I like to think of myself as an activist for mental health awareness, an empathetic wellness enthusiast, and a deeply honest person that is brave enough to share my vulnerabilities.
I studied psychology in college, taking as many classes as I could, from Neuroscience 101 to “Understanding Suicide”. I even spent a year working on a thesis project centered around bipolar disorder and the importance of mental health awareness and understanding.
Yet it has taken me 9 years to really, truly, put myself out there, without anonymity, and say that:
I have a mental illness.
Just kidding! I have several.
I suffer from major depressive disorder, generalized anxiety disorder, and an eating disorder (NOS: not otherwise specified — meaning in my specific case, I find it very hard to eat when stressed out or otherwise emotionally overwhelmed).
Stating this isn’t revolutionary. Hell, most of you reading this probably already know these things about me. But beyond that, more importantly, I can see and feel the tides beginning to change in the world around me. More and more people value taking care of their mental health, mindfulness, and mental health awareness in general. The dialogue is starting to move and I need to be a part of it.
Throughout the past 9 years, I have seen countless therapists and psychiatrists. I’ve tried more medications that I can remember. I even did a short stint at a great intensive outpatient facility after the end of a stressful 4 years of college, which helped me gain a healthy amount of weight. I’ve made small adjustments here or there to try and break my negative mental feedback loop and get myself help. Medication has helped. Binge watching Parks and Recreation has helped. Therapy has helped. But at a certain point, I have to help myself.
This is that point.
For the first time in those 9 years, I believe in myself. I believe I can learn to love myself. I believe I can make positive mental health changes and commit to them. I believe I can become a better version of myself. I. believe. in. myself.
Writing these words makes me cry. They make me cry because I have always had a loving network of friends and family who have believed in me, supported me, and helped me achieve the things I have to be grateful for today. Yet for some reason, I could never find it possible to believe in myself. I cry for the realization that I have had so much love thrown at me, and am only now choosing to accept it as truth.
This blog will chronicle my journey as I try new and different ways of bettering my mental health. Please be mindful that as I do these things, I am continuing to take medication, see a therapist, and see a psychiatrist.
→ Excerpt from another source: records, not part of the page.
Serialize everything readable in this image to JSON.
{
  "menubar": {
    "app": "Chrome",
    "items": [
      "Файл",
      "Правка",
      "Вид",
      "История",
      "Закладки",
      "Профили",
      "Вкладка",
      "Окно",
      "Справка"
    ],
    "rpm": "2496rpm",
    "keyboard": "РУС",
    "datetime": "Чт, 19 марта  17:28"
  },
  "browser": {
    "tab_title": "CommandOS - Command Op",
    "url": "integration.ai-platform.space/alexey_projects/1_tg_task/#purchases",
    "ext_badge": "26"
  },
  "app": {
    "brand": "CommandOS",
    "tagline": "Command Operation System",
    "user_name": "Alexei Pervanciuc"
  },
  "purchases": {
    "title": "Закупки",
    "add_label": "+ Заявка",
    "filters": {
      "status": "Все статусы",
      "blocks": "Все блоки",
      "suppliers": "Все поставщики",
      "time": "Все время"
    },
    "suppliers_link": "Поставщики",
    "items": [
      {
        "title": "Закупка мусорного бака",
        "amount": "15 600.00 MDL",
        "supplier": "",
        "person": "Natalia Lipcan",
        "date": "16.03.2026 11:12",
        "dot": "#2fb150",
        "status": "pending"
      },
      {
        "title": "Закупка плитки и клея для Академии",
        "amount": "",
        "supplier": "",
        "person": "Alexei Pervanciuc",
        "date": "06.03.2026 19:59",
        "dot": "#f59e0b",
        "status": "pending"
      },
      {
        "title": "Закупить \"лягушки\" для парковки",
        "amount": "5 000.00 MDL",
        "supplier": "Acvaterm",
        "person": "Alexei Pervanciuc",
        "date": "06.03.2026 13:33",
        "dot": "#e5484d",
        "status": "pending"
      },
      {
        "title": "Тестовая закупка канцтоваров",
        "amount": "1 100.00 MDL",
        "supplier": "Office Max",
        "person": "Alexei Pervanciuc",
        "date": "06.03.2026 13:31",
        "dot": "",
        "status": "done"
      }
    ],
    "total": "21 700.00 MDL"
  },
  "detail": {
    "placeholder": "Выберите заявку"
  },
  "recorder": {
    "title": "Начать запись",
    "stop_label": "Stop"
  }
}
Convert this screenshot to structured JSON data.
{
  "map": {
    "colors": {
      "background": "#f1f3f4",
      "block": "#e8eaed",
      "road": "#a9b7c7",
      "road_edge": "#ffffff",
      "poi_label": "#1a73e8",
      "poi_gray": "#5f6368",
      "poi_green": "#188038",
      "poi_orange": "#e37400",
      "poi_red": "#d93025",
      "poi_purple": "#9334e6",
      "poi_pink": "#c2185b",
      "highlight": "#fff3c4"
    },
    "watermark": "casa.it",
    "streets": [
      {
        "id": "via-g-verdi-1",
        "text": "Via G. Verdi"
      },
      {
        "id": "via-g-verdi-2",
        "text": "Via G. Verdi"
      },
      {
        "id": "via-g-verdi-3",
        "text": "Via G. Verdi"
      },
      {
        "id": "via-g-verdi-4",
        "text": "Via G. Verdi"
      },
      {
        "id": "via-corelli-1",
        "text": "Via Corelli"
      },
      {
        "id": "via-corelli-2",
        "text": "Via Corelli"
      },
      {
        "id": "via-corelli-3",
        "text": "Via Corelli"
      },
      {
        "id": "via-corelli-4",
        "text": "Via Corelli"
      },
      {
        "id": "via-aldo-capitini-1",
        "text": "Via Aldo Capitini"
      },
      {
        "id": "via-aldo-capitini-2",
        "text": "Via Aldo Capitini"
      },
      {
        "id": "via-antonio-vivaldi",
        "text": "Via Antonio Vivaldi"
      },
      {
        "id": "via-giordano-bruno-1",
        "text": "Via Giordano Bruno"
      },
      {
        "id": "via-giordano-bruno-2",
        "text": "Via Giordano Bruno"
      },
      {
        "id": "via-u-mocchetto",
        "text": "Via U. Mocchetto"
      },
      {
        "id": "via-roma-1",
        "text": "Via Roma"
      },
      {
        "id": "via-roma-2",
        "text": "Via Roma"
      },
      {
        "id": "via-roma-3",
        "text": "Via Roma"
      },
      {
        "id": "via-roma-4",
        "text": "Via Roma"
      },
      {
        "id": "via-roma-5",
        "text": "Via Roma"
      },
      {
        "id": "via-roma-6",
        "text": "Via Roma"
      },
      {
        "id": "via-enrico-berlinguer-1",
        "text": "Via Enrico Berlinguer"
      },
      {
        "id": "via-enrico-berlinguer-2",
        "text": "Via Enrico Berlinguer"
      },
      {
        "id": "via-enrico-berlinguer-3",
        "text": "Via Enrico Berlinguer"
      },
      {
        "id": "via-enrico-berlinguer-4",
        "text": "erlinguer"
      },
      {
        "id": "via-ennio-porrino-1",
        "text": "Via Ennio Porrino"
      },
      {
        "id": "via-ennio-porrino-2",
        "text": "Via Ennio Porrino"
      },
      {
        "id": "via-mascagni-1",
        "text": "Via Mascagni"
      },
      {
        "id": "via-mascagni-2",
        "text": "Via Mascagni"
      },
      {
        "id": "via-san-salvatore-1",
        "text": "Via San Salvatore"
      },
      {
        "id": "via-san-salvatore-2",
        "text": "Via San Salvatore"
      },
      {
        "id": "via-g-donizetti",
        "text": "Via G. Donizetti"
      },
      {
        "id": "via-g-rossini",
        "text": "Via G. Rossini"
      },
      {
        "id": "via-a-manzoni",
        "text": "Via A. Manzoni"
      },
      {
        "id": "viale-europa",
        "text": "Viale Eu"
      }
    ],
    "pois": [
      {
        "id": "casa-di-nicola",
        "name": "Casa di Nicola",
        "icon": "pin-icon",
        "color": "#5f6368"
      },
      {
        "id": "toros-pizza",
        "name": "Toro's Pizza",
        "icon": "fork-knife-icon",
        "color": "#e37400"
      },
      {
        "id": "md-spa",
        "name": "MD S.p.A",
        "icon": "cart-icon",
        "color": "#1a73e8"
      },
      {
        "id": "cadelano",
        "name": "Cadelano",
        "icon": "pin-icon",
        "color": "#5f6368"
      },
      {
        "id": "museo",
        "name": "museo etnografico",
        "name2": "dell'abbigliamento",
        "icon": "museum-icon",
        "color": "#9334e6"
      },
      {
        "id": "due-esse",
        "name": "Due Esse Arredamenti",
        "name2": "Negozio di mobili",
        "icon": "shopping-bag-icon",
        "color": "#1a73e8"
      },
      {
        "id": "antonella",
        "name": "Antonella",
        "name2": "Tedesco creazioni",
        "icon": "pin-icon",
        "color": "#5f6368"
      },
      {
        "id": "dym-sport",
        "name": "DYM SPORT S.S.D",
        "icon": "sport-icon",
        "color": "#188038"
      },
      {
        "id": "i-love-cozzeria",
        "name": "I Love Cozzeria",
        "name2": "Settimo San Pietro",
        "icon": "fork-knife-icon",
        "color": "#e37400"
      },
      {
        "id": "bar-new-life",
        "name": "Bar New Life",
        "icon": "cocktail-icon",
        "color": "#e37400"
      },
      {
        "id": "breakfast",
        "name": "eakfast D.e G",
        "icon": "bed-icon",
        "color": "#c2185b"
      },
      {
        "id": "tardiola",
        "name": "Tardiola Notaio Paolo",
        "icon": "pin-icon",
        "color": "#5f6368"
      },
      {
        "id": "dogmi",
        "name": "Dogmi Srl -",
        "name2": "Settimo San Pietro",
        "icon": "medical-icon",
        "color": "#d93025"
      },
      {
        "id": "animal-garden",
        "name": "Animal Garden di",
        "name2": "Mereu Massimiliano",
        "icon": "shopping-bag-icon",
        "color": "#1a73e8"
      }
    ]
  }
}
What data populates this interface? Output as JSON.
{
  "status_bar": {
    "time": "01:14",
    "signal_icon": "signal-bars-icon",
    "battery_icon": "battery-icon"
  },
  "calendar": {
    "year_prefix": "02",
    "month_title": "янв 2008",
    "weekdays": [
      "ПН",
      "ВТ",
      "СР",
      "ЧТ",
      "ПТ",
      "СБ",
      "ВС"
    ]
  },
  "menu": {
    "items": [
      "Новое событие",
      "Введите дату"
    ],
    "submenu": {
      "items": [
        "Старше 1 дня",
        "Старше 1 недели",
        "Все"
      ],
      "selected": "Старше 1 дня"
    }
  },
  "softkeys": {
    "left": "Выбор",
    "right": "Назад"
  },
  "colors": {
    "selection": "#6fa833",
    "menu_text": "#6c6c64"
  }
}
These explorations are merely meant to test ways of better taking care of myself, with the hopes that it will also help someone else, even just one person, live a better day. I will probably also make some stupid jokes.